== About this task ==
All of the data should be restated word for word.

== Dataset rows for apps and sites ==
===============

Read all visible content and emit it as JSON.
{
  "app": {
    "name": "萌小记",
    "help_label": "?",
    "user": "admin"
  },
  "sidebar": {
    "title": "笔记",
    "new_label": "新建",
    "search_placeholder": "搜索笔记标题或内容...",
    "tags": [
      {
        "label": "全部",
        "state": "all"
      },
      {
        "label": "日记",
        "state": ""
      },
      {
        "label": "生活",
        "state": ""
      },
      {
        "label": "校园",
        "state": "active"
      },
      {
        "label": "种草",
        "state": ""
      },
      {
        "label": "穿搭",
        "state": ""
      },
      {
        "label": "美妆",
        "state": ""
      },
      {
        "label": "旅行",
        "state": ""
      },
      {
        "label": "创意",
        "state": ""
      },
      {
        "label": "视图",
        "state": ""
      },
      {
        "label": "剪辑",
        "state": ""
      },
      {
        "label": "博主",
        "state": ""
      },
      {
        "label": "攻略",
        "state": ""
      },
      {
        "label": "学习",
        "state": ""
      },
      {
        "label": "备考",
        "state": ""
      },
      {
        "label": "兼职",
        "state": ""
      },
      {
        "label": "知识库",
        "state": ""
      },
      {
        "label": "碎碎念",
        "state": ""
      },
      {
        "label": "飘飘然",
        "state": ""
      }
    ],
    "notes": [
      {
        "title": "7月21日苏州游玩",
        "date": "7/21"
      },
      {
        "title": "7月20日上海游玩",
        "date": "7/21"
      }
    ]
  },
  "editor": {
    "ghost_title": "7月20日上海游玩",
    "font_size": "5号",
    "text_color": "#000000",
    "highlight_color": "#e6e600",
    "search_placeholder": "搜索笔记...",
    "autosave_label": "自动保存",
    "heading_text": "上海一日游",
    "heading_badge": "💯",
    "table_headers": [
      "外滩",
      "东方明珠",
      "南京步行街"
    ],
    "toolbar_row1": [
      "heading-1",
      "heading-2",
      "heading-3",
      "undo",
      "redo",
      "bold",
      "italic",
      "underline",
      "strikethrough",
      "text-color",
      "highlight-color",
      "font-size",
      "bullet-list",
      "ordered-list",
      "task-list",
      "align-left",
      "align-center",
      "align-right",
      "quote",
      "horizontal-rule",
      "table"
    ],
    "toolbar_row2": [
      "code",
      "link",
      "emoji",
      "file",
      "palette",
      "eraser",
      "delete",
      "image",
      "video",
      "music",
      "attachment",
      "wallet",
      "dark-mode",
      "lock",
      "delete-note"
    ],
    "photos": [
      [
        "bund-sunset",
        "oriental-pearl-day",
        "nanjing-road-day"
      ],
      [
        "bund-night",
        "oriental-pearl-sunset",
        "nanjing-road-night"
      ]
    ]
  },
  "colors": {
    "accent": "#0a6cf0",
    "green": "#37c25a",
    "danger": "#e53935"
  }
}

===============

== Answer for this exercise ==
Read all visible content and emit it as JSON.
{
  "app": {
    "name": "萌小记",
    "help_label": "?",
    "user": "admin"
  },
  "sidebar": {
    "title": "笔记",
    "new_label": "新建",
    "search_placeholder": "搜索笔记标题或内容...",
    "tags": [
      {
        "label": "全部",
        "state": "all"
      },
      {
        "label": "日记",
        "state": ""
      },
      {
        "label": "生活",
        "state": ""
      },
      {
        "label": "校园",
        "state": "active"
      },
      {
        "label": "种草",
        "state": ""
      },
      {
        "label": "穿搭",
        "state": ""
      },
      {
        "label": "美妆",
        "state": ""
      },
      {
        "label": "旅行",
        "state": ""
      },
      {
        "label": "创意",
        "state": ""
      },
      {
        "label": "视图",
        "state": ""
      },
      {
        "label": "剪辑",
        "state": ""
      },
      {
        "label": "博主",
        "state": ""
      },
      {
        "label": "攻略",
        "state": ""
      },
      {
        "label": "学习",
        "state": ""
      },
      {
        "label": "备考",
        "state": ""
      },
      {
        "label": "兼职",
        "state": ""
      },
      {
        "label": "知识库",
        "state": ""
      },
      {
        "label": "碎碎念",
        "state": ""
      },
      {
        "label": "飘飘然",
        "state": ""
      }
    ],
    "notes": [
      {
        "title": "7月21日苏州游玩",
        "date": "7/21"
      },
      {
        "title": "7月20日上海游玩",
        "date": "7/21"
      }
    ]
  },
  "editor": {
    "ghost_title": "7月20日上海游玩",
    "font_size": "5号",
    "text_color": "#000000",
    "highlight_color": "#e6e600",
    "search_placeholder": "搜索笔记...",
    "autosave_label": "自动保存",
    "heading_text": "上海一日游",
    "heading_badge": "💯",
    "table_headers": [
      "外滩",
      "东方明珠",
      "南京步行街"
    ],
    "toolbar_row1": [
      "heading-1",
      "heading-2",
      "heading-3",
      "undo",
      "redo",
      "bold",
      "italic",
      "underline",
      "strikethrough",
      "text-color",
      "highlight-color",
      "font-size",
      "bullet-list",
      "ordered-list",
      "task-list",
      "align-left",
      "align-center",
      "align-right",
      "quote",
      "horizontal-rule",
      "table"
    ],
    "toolbar_row2": [
      "code",
      "link",
      "emoji",
      "file",
      "palette",
      "eraser",
      "delete",
      "image",
      "video",
      "music",
      "attachment",
      "wallet",
      "dark-mode",
      "lock",
      "delete-note"
    ],
    "photos": [
      [
        "bund-sunset",
        "oriental-pearl-day",
        "nanjing-road-day"
      ],
      [
        "bund-night",
        "oriental-pearl-sunset",
        "nanjing-road-night"
      ]
    ]
  },
  "colors": {
    "accent": "#0a6cf0",
    "green": "#37c25a",
    "danger": "#e53935"
  }
}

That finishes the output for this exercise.